(Raw data Opens)
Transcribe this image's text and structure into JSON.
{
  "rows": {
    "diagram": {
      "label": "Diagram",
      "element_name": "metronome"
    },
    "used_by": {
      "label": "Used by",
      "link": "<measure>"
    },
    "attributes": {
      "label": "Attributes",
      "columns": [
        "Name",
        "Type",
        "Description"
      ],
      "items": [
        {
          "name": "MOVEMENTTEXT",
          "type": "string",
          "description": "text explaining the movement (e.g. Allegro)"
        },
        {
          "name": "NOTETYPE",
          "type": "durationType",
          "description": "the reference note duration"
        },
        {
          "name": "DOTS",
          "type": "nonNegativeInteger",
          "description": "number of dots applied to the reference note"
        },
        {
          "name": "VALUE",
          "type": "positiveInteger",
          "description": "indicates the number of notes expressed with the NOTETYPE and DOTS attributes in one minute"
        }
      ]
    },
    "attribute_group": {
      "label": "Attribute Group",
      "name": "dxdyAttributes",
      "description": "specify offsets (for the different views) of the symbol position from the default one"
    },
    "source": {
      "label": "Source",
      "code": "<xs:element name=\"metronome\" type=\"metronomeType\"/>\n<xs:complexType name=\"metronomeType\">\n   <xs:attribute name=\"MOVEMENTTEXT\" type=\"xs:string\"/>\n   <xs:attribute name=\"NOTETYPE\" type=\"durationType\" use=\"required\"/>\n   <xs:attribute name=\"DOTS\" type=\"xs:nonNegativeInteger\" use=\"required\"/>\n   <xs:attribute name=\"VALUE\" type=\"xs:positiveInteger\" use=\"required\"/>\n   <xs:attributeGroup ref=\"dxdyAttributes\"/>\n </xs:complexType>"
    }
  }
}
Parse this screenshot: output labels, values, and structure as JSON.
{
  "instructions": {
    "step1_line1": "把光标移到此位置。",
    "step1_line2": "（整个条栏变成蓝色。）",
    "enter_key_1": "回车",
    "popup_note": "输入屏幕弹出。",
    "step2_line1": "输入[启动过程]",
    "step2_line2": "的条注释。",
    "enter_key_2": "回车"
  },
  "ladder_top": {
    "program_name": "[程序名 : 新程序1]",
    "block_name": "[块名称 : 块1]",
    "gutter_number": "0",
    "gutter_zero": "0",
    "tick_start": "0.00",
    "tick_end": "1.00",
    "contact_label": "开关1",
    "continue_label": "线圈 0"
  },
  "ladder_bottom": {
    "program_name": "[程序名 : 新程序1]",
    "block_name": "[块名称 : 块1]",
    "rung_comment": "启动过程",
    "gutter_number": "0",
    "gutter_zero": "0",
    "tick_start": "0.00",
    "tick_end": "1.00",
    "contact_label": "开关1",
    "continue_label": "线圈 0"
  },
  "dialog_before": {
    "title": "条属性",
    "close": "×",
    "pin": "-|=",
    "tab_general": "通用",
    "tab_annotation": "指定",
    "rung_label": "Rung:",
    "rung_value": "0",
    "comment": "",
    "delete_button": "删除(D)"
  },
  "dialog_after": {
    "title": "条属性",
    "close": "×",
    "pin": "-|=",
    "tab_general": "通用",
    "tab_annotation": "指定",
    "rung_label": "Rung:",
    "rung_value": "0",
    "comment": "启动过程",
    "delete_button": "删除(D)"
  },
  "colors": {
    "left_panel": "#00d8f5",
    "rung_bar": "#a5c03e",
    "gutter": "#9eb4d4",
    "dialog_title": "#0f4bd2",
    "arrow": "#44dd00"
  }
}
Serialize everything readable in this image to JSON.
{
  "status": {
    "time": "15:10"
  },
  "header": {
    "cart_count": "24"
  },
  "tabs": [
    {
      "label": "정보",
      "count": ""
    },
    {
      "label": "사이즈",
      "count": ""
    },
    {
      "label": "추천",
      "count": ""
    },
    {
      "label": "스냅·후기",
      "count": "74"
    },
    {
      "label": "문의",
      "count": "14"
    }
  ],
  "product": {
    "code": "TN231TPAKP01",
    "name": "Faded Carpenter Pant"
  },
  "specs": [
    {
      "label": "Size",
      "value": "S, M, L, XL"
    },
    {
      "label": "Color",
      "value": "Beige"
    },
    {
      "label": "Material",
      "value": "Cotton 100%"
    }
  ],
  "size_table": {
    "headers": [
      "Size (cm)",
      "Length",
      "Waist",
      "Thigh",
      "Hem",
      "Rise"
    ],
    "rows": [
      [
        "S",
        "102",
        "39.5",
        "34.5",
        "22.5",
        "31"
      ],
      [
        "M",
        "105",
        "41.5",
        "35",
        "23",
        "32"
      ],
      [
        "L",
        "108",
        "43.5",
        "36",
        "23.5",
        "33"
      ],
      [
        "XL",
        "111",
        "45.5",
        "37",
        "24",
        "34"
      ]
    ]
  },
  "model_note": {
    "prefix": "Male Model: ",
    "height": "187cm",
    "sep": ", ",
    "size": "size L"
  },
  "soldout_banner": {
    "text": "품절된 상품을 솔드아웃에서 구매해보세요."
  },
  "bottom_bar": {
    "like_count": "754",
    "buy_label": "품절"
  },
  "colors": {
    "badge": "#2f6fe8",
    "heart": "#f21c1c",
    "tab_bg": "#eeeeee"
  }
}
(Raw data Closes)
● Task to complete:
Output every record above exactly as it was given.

● Answer space:
Transcribe this image's text and structure into JSON.
{
  "rows": {
    "diagram": {
      "label": "Diagram",
      "element_name": "metronome"
    },
    "used_by": {
      "label": "Used by",
      "link": "<measure>"
    },
    "attributes": {
      "label": "Attributes",
      "columns": [
        "Name",
        "Type",
        "Description"
      ],
      "items": [
        {
          "name": "MOVEMENTTEXT",
          "type": "string",
          "description": "text explaining the movement (e.g. Allegro)"
        },
        {
          "name": "NOTETYPE",
          "type": "durationType",
          "description": "the reference note duration"
        },
        {
          "name": "DOTS",
          "type": "nonNegativeInteger",
          "description": "number of dots applied to the reference note"
        },
        {
          "name": "VALUE",
          "type": "positiveInteger",
          "description": "indicates the number of notes expressed with the NOTETYPE and DOTS attributes in one minute"
        }
      ]
    },
    "attribute_group": {
      "label": "Attribute Group",
      "name": "dxdyAttributes",
      "description": "specify offsets (for the different views) of the symbol position from the default one"
    },
    "source": {
      "label": "Source",
      "code": "<xs:element name=\"metronome\" type=\"metronomeType\"/>\n<xs:complexType name=\"metronomeType\">\n   <xs:attribute name=\"MOVEMENTTEXT\" type=\"xs:string\"/>\n   <xs:attribute name=\"NOTETYPE\" type=\"durationType\" use=\"required\"/>\n   <xs:attribute name=\"DOTS\" type=\"xs:nonNegativeInteger\" use=\"required\"/>\n   <xs:attribute name=\"VALUE\" type=\"xs:positiveInteger\" use=\"required\"/>\n   <xs:attributeGroup ref=\"dxdyAttributes\"/>\n </xs:complexType>"
    }
  }
}
Parse this screenshot: output labels, values, and structure as JSON.
{
  "instructions": {
    "step1_line1": "把光标移到此位置。",
    "step1_line2": "（整个条栏变成蓝色。）",
    "enter_key_1": "回车",
    "popup_note": "输入屏幕弹出。",
    "step2_line1": "输入[启动过程]",
    "step2_line2": "的条注释。",
    "enter_key_2": "回车"
  },
  "ladder_top": {
    "program_name": "[程序名 : 新程序1]",
    "block_name": "[块名称 : 块1]",
    "gutter_number": "0",
    "gutter_zero": "0",
    "tick_start": "0.00",
    "tick_end": "1.00",
    "contact_label": "开关1",
    "continue_label": "线圈 0"
  },
  "ladder_bottom": {
    "program_name": "[程序名 : 新程序1]",
    "block_name": "[块名称 : 块1]",
    "rung_comment": "启动过程",
    "gutter_number": "0",
    "gutter_zero": "0",
    "tick_start": "0.00",
    "tick_end": "1.00",
    "contact_label": "开关1",
    "continue_label": "线圈 0"
  },
  "dialog_before": {
    "title": "条属性",
    "close": "×",
    "pin": "-|=",
    "tab_general": "通用",
    "tab_annotation": "指定",
    "rung_label": "Rung:",
    "rung_value": "0",
    "comment": "",
    "delete_button": "删除(D)"
  },
  "dialog_after": {
    "title": "条属性",
    "close": "×",
    "pin": "-|=",
    "tab_general": "通用",
    "tab_annotation": "指定",
    "rung_label": "Rung:",
    "rung_value": "0",
    "comment": "启动过程",
    "delete_button": "删除(D)"
  },
  "colors": {
    "left_panel": "#00d8f5",
    "rung_bar": "#a5c03e",
    "gutter": "#9eb4d4",
    "dialog_title": "#0f4bd2",
    "arrow": "#44dd00"
  }
}
Serialize everything readable in this image to JSON.
{
  "status": {
    "time": "15:10"
  },
  "header": {
    "cart_count": "24"
  },
  "tabs": [
    {
      "label": "정보",
      "count": ""
    },
    {
      "label": "사이즈",
      "count": ""
    },
    {
      "label": "추천",
      "count": ""
    },
    {
      "label": "스냅·후기",
      "count": "74"
    },
    {
      "label": "문의",
      "count": "14"
    }
  ],
  "product": {
    "code": "TN231TPAKP01",
    "name": "Faded Carpenter Pant"
  },
  "specs": [
    {
      "label": "Size",
      "value": "S, M, L, XL"
    },
    {
      "label": "Color",
      "value": "Beige"
    },
    {
      "label": "Material",
      "value": "Cotton 100%"
    }
  ],
  "size_table": {
    "headers": [
      "Size (cm)",
      "Length",
      "Waist",
      "Thigh",
      "Hem",
      "Rise"
    ],
    "rows": [
      [
        "S",
        "102",
        "39.5",
        "34.5",
        "22.5",
        "31"
      ],
      [
        "M",
        "105",
        "41.5",
        "35",
        "23",
        "32"
      ],
      [
        "L",
        "108",
        "43.5",
        "36",
        "23.5",
        "33"
      ],
      [
        "XL",
        "111",
        "45.5",
        "37",
        "24",
        "34"
      ]
    ]
  },
  "model_note": {
    "prefix": "Male Model: ",
    "height": "187cm",
    "sep": ", ",
    "size": "size L"
  },
  "soldout_banner": {
    "text": "품절된 상품을 솔드아웃에서 구매해보세요."
  },
  "bottom_bar": {
    "like_count": "754",
    "buy_label": "품절"
  },
  "colors": {
    "badge": "#2f6fe8",
    "heart": "#f21c1c",
    "tab_bg": "#eeeeee"
  }
}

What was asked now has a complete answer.